What to produce: All of the records below are to be given again word for word, with the pictures removed.

Provided information:

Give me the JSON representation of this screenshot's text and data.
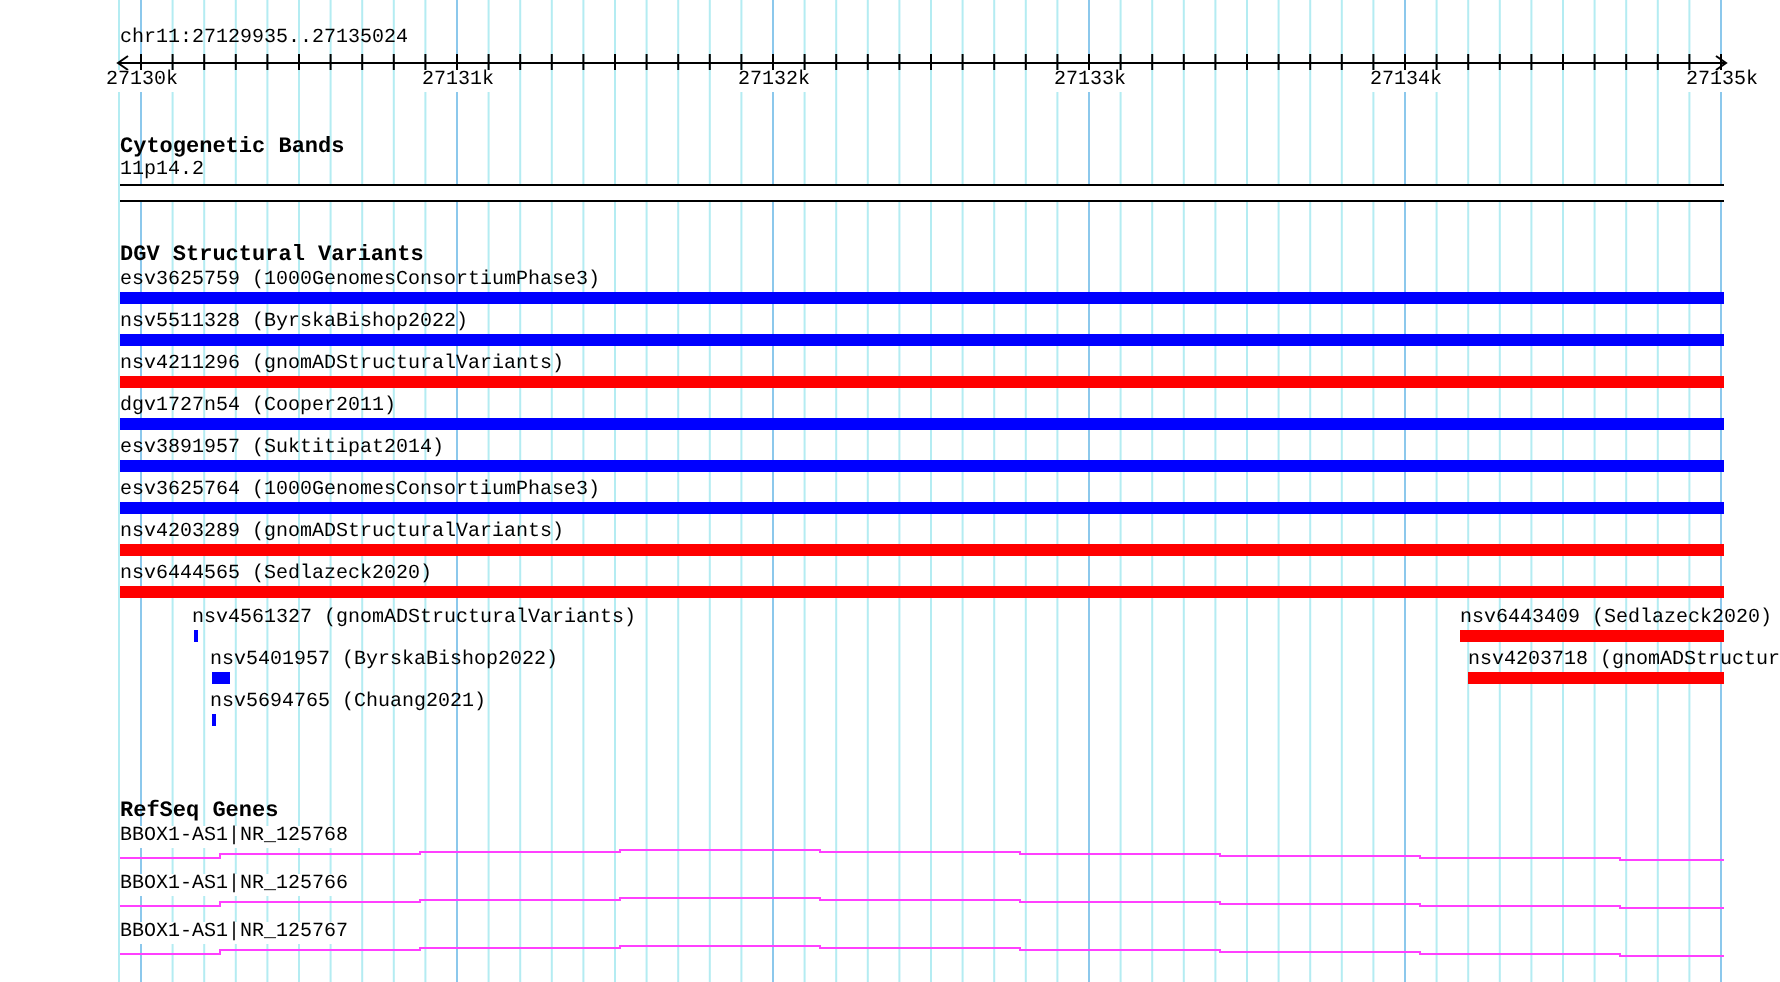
{
  "ruler": {
    "location": "chr11:27129935..27135024",
    "ticks": [
      "27130k",
      "27131k",
      "27132k",
      "27133k",
      "27134k",
      "27135k"
    ]
  },
  "tracks": [
    {
      "kind": "cytoband",
      "title": "Cytogenetic Bands",
      "features": [
        {
          "label": "11p14.2"
        }
      ]
    },
    {
      "kind": "variants",
      "title": "DGV Structural Variants",
      "features": [
        {
          "label": "esv3625759 (1000GenomesConsortiumPhase3)",
          "color": "#0000ff"
        },
        {
          "label": "nsv5511328 (ByrskaBishop2022)",
          "color": "#0000ff"
        },
        {
          "label": "nsv4211296 (gnomADStructuralVariants)",
          "color": "#ff0000"
        },
        {
          "label": "dgv1727n54 (Cooper2011)",
          "color": "#0000ff"
        },
        {
          "label": "esv3891957 (Suktitipat2014)",
          "color": "#0000ff"
        },
        {
          "label": "esv3625764 (1000GenomesConsortiumPhase3)",
          "color": "#0000ff"
        },
        {
          "label": "nsv4203289 (gnomADStructuralVariants)",
          "color": "#ff0000"
        },
        {
          "label": "nsv6444565 (Sedlazeck2020)",
          "color": "#ff0000"
        },
        {
          "label": "nsv4561327 (gnomADStructuralVariants)",
          "color": "#0000ff"
        },
        {
          "label": "nsv6443409 (Sedlazeck2020)",
          "color": "#ff0000"
        },
        {
          "label": "nsv5401957 (ByrskaBishop2022)",
          "color": "#0000ff"
        },
        {
          "label": "nsv4203718 (gnomADStructur",
          "color": "#ff0000"
        },
        {
          "label": "nsv5694765 (Chuang2021)",
          "color": "#0000ff"
        }
      ]
    },
    {
      "kind": "genes",
      "title": "RefSeq Genes",
      "features": [
        {
          "label": "BBOX1-AS1|NR_125768"
        },
        {
          "label": "BBOX1-AS1|NR_125766"
        },
        {
          "label": "BBOX1-AS1|NR_125767"
        }
      ]
    }
  ]
}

Response:
Give me the JSON representation of this screenshot's text and data.
{
  "ruler": {
    "location": "chr11:27129935..27135024",
    "ticks": [
      "27130k",
      "27131k",
      "27132k",
      "27133k",
      "27134k",
      "27135k"
    ]
  },
  "tracks": [
    {
      "kind": "cytoband",
      "title": "Cytogenetic Bands",
      "features": [
        {
          "label": "11p14.2"
        }
      ]
    },
    {
      "kind": "variants",
      "title": "DGV Structural Variants",
      "features": [
        {
          "label": "esv3625759 (1000GenomesConsortiumPhase3)",
          "color": "#0000ff"
        },
        {
          "label": "nsv5511328 (ByrskaBishop2022)",
          "color": "#0000ff"
        },
        {
          "label": "nsv4211296 (gnomADStructuralVariants)",
          "color": "#ff0000"
        },
        {
          "label": "dgv1727n54 (Cooper2011)",
          "color": "#0000ff"
        },
        {
          "label": "esv3891957 (Suktitipat2014)",
          "color": "#0000ff"
        },
        {
          "label": "esv3625764 (1000GenomesConsortiumPhase3)",
          "color": "#0000ff"
        },
        {
          "label": "nsv4203289 (gnomADStructuralVariants)",
          "color": "#ff0000"
        },
        {
          "label": "nsv6444565 (Sedlazeck2020)",
          "color": "#ff0000"
        },
        {
          "label": "nsv4561327 (gnomADStructuralVariants)",
          "color": "#0000ff"
        },
        {
          "label": "nsv6443409 (Sedlazeck2020)",
          "color": "#ff0000"
        },
        {
          "label": "nsv5401957 (ByrskaBishop2022)",
          "color": "#0000ff"
        },
        {
          "label": "nsv4203718 (gnomADStructur",
          "color": "#ff0000"
        },
        {
          "label": "nsv5694765 (Chuang2021)",
          "color": "#0000ff"
        }
      ]
    },
    {
      "kind": "genes",
      "title": "RefSeq Genes",
      "features": [
        {
          "label": "BBOX1-AS1|NR_125768"
        },
        {
          "label": "BBOX1-AS1|NR_125766"
        },
        {
          "label": "BBOX1-AS1|NR_125767"
        }
      ]
    }
  ]
}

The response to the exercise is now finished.